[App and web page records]
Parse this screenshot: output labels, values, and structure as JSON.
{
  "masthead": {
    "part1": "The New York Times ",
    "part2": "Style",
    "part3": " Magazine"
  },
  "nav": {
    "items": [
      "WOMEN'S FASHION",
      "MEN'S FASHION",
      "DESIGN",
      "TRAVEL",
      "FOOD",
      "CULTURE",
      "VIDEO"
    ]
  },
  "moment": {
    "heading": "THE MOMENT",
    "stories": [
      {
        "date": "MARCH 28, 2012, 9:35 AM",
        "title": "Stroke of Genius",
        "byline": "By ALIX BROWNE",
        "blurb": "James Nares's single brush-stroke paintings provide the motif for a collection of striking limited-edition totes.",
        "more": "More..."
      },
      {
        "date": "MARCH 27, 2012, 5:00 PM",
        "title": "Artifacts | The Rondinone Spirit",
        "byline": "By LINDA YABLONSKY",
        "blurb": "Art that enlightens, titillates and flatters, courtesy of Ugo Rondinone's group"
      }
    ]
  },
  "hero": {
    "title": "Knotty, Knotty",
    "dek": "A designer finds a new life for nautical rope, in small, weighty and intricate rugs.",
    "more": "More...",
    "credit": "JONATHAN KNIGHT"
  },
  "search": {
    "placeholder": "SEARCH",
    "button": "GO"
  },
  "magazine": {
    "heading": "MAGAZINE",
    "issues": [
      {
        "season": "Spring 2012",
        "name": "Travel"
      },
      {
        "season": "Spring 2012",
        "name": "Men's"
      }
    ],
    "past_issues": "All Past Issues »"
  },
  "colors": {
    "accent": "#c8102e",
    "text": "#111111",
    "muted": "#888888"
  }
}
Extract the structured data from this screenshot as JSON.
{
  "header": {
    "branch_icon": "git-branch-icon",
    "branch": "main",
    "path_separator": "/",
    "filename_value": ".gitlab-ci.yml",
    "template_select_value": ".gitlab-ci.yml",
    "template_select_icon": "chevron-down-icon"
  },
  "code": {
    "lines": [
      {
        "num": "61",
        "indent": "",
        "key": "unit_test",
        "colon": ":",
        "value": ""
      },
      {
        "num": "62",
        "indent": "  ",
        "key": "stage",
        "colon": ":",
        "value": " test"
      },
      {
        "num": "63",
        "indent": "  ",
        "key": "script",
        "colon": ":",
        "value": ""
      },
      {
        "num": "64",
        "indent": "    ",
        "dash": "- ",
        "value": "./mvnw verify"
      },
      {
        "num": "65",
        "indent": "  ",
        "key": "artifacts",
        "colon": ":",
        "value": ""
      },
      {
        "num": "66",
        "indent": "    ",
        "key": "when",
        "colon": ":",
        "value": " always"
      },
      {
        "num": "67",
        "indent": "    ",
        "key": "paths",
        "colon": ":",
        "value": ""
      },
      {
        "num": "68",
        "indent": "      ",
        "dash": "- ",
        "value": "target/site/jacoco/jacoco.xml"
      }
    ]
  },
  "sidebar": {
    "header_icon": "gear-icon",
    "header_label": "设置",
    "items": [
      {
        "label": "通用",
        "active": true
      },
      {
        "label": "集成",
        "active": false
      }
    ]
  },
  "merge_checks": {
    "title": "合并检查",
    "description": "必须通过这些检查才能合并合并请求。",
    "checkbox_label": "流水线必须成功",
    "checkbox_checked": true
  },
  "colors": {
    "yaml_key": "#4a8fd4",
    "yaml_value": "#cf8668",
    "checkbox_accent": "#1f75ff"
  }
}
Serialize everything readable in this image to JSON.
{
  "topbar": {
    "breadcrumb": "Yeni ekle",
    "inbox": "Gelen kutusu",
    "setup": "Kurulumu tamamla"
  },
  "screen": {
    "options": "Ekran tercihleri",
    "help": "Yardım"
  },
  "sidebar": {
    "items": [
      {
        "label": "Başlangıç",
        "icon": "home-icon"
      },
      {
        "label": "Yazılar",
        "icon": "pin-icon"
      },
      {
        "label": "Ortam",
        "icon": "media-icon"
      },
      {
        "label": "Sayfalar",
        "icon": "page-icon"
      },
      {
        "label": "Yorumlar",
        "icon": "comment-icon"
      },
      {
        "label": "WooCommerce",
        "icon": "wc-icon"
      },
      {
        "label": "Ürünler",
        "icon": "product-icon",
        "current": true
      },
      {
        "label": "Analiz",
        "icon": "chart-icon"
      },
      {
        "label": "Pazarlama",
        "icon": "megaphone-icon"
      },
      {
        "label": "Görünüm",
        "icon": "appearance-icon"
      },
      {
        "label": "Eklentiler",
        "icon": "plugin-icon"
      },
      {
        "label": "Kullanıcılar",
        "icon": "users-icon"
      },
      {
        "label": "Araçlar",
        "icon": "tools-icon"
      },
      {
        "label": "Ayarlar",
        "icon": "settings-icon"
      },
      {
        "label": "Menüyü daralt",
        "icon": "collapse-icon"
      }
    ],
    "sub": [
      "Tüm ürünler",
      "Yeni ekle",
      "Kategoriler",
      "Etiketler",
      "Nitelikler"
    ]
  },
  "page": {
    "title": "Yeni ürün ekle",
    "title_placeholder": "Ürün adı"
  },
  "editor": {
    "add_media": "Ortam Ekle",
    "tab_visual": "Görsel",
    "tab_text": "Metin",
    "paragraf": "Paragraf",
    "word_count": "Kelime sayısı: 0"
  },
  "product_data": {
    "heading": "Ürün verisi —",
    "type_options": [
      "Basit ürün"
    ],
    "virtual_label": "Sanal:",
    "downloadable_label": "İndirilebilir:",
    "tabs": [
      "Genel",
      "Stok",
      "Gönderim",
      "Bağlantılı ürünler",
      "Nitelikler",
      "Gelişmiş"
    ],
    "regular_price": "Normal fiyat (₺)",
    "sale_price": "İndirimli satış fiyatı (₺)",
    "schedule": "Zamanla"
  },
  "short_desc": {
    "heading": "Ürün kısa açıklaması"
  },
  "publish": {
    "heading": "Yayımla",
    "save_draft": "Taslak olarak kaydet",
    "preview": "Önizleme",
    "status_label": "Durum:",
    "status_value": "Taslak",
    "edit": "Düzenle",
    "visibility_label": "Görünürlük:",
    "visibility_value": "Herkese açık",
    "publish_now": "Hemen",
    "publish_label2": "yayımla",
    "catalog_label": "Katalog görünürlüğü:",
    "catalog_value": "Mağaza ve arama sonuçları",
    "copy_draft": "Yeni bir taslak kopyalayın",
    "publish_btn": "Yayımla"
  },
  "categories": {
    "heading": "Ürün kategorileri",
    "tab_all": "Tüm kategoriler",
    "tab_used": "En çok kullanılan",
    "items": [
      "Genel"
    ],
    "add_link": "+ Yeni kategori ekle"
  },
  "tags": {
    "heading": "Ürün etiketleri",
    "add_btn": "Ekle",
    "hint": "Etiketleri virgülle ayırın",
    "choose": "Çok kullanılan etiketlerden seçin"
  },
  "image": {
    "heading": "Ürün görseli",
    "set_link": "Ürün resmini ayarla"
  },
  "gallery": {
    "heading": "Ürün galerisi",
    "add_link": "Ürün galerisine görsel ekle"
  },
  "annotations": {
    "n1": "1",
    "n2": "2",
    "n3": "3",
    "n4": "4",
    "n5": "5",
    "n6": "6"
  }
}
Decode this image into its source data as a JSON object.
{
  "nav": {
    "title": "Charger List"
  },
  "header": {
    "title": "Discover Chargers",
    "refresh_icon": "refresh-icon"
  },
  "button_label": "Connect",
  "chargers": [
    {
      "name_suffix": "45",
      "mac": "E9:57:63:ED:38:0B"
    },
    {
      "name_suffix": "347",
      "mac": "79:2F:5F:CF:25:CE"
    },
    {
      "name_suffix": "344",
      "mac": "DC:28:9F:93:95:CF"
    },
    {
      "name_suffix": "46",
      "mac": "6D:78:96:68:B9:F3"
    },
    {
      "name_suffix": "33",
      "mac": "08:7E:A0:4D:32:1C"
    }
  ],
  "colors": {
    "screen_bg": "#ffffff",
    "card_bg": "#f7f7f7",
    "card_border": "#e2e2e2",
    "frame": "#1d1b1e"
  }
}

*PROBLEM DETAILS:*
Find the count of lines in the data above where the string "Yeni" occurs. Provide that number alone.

*ANSWER TO THIS TASK:*
5